    - Normalized Net Income = Industry-average ROE * Current Book Value of Equity
    - Normalized after-tax Operating Income = Industry-average ROC * Current Book Value of Assets
    - If the negative earnings over time have caused the book value to decline significantly over time, use the average operating or profit margins for the industry in conjunction with revenues to arrive at normalized earnings. Note that in the context of a discounted cash flow valuation, this normalization will occur over time, rather than instantaneously. Thus, a firm with negative operating income today could be assumed to converge on the normalized earnings five years from now. (This would be the approach to use for a firm like Digital Equipment, which had low earnings in 1996, while other firms in the sector were reporting record profits)
    - If the earnings of a firm are depressed or negative because it operates in a sector which is in its early stages of its life cycle, the discounted cash flow valuation will be driven by the perception of what the operating margins and returns on equity (capital) will be when the sector matures. (This would apply for firms in the cellular technology business in the mid-nineties.)
    - If the equity earnings are depressed due to high leverage, the best solution is to value the firm rather than just the equity, factoring in the reduction in leverage over time. (This would be the choice when valuing a firm right after a leveraged buyout.)
  10. How do you value a financial service firm?
    We would like to value financial service firms, just as we value other firms, using expected cash flows to equity (since leverage at banks is usually high and fairly stable). The problem we run into is that cash flows at a bank are not easily estimated. Neither net capital expenditures not working capital are well defined, and banks expense many items (such as training expenses) that can be viewed as the equivalent of capital expenditures.
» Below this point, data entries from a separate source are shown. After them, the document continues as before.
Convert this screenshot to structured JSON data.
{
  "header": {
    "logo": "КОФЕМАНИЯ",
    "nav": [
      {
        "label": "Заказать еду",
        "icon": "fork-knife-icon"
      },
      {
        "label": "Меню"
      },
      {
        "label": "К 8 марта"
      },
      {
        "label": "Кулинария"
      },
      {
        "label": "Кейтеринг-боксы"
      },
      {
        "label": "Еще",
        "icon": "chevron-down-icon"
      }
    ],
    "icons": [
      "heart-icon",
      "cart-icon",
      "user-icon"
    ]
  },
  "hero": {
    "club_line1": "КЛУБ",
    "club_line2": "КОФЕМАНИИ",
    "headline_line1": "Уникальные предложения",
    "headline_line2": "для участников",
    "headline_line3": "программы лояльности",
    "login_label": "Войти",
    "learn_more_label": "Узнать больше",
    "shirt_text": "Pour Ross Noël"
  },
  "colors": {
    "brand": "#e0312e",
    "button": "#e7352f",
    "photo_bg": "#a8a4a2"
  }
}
    Given these difficulties in estimating cash flows, we are often stuck with the dividend discount model as a model of last resort. For banks that choose not to pay dividends or pay less than they can afford to, the potential dividends can be estimated using the expected growth rate and the return on equity.
    Potential Dividend Payout ratio = 1 - g / ROE
  11. How do you value a private firm?
    Unlike the valuation of stock in a publicly traded firm, the valuation of a private firm presents significant challenges. In particular,
    1. The information available on private firms will be sketchier than the information available on publicly traded firms.
    2. Past financial statements, even when available, might not reflect the true earnings potential of the firm. Many private businesses understate earnings to reduce their tax liabilities, and the expenses at many private businesses often reflect the blurring of lines between private and business expenses.
    3. The owners of many private businesses, who are taxed on both the salary that they make and the dividends they take out of the business at the same rate, often do not try to distinguish between the two.
    None of these limitations, by themselves, creates an insurmountable problem. The limited availability of information does make the estimation of cash flows much more noisy, past financial statements might need to be restated to make them reflect the true earnings of the firm and a reasonable opportunity cost might have to be charged for the owner’s contribution to the business. Once the cash flows are estimated, however, the choice of a discount rate might be affected by the identity of the potential buyer of the business. If the potential buyer of the business is a publicly traded firm, the valuation should be done using the discount rates based upon market risk